_ACTIVITY_:
When a line contains the string "recipients", it counts once; give the total of such lines in the entries below and nothing else.

_ENTRIES SHOWN_:
---+---
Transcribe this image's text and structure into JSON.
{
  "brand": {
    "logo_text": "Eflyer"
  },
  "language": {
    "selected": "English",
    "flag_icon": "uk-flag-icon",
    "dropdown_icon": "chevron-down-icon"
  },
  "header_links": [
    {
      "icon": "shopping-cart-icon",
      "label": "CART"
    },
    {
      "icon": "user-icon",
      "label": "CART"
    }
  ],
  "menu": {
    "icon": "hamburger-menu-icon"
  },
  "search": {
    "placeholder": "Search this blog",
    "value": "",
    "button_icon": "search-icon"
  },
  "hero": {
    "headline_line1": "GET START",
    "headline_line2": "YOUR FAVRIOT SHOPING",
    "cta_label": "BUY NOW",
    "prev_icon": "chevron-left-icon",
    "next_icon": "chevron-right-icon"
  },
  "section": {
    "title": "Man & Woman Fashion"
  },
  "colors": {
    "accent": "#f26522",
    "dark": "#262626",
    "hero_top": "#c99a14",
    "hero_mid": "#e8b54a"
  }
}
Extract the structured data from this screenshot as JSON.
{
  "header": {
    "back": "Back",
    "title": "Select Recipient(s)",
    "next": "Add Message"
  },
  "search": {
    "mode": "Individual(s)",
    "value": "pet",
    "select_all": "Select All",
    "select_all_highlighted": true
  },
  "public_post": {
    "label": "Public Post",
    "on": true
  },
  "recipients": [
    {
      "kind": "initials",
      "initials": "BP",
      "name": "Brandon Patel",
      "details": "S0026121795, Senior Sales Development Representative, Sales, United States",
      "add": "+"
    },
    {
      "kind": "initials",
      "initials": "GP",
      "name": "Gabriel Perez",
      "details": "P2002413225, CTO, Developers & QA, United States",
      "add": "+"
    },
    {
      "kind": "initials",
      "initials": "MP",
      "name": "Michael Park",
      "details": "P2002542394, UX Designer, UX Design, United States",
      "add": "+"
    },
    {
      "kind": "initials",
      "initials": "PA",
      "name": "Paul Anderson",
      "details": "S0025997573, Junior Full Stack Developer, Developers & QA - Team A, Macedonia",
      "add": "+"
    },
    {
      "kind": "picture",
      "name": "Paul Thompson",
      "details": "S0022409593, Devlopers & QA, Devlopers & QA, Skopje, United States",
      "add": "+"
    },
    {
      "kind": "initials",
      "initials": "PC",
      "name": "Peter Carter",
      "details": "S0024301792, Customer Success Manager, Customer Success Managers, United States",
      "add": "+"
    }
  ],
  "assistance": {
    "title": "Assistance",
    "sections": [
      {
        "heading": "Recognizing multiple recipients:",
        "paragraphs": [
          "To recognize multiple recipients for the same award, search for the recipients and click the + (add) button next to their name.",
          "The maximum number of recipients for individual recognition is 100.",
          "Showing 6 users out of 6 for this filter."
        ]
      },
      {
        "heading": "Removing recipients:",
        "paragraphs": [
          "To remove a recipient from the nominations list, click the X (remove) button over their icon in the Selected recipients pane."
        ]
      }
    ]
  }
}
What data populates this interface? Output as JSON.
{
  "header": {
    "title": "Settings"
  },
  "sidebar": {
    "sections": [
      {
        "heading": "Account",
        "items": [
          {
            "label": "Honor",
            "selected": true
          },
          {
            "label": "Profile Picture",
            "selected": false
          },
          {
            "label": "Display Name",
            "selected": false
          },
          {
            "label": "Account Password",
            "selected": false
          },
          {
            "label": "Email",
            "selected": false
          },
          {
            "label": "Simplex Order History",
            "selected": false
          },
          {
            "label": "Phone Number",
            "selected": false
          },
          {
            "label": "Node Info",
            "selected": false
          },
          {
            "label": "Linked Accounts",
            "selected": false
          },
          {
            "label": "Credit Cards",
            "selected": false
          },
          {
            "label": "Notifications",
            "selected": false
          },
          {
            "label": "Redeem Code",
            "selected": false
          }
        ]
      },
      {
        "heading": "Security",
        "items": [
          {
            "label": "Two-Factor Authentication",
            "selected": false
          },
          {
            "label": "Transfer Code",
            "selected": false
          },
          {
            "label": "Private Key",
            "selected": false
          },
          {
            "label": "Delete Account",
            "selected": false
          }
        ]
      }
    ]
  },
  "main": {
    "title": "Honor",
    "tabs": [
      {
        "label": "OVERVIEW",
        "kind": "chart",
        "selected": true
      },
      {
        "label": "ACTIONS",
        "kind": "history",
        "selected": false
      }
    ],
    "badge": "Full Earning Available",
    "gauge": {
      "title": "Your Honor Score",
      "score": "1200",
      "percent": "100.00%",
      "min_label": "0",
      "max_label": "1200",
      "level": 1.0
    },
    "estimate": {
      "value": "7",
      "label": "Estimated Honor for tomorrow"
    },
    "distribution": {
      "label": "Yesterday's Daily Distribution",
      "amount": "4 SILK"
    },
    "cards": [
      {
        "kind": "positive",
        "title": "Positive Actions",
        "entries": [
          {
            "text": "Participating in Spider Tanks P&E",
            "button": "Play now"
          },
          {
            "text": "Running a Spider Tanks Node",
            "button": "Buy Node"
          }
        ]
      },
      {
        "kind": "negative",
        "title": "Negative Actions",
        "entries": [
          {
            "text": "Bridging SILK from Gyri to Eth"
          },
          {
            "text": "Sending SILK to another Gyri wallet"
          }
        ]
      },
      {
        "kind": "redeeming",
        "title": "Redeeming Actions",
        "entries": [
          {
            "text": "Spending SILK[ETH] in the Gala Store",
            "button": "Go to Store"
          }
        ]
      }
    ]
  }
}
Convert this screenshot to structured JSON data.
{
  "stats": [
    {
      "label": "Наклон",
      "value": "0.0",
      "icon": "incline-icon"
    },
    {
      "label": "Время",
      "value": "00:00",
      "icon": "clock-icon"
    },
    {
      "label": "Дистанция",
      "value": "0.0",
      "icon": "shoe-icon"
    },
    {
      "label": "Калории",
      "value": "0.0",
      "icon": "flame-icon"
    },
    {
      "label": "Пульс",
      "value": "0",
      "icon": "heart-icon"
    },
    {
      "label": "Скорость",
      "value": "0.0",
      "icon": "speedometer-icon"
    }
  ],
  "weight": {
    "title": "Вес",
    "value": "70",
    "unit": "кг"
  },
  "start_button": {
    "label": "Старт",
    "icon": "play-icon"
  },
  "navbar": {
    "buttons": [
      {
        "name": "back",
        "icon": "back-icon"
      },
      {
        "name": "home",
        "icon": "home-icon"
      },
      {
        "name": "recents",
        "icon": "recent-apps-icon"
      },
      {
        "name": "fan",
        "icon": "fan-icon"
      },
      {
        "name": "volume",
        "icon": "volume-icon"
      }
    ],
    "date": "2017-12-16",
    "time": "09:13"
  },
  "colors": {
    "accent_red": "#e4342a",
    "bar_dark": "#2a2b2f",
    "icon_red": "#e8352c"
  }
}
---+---
_RESPONSE FOR THIS EXERCISE_:
6